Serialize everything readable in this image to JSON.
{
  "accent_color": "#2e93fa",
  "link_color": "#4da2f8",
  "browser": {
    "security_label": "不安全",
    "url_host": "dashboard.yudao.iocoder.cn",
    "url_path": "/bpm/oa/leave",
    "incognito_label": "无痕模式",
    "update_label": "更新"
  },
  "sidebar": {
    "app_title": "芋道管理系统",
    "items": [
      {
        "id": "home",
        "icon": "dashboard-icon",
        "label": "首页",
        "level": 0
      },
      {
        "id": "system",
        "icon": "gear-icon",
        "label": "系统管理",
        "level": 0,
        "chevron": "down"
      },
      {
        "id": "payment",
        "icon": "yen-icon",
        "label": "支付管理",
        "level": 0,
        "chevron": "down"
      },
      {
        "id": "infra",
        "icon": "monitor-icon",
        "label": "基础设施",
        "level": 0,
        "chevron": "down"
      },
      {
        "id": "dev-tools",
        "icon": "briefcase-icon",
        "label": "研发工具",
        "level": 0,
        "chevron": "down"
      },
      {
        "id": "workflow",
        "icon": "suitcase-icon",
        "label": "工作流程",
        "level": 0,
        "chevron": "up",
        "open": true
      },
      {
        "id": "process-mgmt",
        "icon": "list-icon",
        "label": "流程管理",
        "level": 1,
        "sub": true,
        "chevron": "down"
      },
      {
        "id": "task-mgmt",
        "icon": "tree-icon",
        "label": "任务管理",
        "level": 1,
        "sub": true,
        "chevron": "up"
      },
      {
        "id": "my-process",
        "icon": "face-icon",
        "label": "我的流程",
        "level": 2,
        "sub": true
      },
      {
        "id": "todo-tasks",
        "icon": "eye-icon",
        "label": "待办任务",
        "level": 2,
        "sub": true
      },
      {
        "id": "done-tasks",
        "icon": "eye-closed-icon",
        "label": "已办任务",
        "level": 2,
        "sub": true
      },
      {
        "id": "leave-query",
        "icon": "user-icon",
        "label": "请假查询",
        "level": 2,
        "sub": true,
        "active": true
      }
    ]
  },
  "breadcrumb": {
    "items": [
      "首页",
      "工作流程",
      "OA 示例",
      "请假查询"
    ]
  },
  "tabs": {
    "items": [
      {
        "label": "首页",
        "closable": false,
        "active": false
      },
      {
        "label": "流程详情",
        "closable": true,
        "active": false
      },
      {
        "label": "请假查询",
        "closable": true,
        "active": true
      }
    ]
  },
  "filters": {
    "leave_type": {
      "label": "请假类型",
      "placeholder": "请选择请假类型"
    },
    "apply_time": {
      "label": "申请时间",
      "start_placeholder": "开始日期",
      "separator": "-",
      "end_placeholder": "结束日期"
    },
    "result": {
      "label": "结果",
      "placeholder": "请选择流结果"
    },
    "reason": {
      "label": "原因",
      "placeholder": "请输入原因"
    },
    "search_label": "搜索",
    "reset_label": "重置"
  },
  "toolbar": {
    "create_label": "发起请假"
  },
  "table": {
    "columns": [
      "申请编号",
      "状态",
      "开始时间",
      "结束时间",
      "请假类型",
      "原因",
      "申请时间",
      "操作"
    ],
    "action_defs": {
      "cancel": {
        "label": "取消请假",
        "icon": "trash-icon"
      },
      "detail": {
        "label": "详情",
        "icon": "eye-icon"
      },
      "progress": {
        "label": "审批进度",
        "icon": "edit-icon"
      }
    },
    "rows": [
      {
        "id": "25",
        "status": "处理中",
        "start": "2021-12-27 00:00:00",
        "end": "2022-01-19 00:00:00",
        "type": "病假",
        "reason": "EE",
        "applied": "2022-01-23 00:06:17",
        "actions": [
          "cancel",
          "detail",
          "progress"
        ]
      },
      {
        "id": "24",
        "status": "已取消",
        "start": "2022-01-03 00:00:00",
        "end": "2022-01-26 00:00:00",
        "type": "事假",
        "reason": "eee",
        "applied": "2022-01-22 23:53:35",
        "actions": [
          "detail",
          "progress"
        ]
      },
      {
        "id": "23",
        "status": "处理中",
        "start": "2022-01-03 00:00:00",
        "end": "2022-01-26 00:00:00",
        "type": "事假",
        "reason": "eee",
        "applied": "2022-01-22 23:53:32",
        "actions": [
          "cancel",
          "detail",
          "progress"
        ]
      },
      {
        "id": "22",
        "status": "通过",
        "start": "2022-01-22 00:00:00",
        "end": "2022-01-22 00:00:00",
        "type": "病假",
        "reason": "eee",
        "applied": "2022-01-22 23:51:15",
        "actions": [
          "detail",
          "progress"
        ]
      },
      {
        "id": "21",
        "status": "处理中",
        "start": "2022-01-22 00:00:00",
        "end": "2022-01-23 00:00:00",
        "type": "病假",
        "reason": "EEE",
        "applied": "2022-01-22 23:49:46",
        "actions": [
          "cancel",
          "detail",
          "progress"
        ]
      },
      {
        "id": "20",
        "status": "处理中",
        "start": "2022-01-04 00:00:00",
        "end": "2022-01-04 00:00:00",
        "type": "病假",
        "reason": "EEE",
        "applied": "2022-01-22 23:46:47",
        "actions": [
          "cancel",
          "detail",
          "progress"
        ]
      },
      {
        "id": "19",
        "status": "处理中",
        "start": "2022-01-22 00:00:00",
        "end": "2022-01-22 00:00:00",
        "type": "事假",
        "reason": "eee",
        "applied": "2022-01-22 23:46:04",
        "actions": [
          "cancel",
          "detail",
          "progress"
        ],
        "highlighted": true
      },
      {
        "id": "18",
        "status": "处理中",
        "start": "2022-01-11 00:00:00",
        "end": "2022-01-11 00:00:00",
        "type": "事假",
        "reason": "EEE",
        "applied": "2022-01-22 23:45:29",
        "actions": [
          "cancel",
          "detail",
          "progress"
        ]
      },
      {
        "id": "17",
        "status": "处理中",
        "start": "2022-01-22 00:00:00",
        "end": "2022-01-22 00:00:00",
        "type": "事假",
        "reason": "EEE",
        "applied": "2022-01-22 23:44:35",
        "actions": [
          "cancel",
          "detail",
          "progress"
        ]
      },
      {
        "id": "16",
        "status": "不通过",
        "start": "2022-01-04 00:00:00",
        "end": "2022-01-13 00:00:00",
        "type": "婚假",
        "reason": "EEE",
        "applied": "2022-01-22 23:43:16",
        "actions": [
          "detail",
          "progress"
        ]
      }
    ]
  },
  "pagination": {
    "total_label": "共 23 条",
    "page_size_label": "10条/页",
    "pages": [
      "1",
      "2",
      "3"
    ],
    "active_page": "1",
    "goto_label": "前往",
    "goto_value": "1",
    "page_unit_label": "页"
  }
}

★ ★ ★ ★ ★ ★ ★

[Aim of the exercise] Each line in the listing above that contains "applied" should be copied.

[Answer section]
        "applied": "2022-01-23 00:06:17",
        "applied": "2022-01-22 23:53:35",
        "applied": "2022-01-22 23:53:32",
        "applied": "2022-01-22 23:51:15",
        "applied": "2022-01-22 23:49:46",
        "applied": "2022-01-22 23:46:47",
        "applied": "2022-01-22 23:46:04",
        "applied": "2022-01-22 23:45:29",
        "applied": "2022-01-22 23:44:35",
        "applied": "2022-01-22 23:43:16",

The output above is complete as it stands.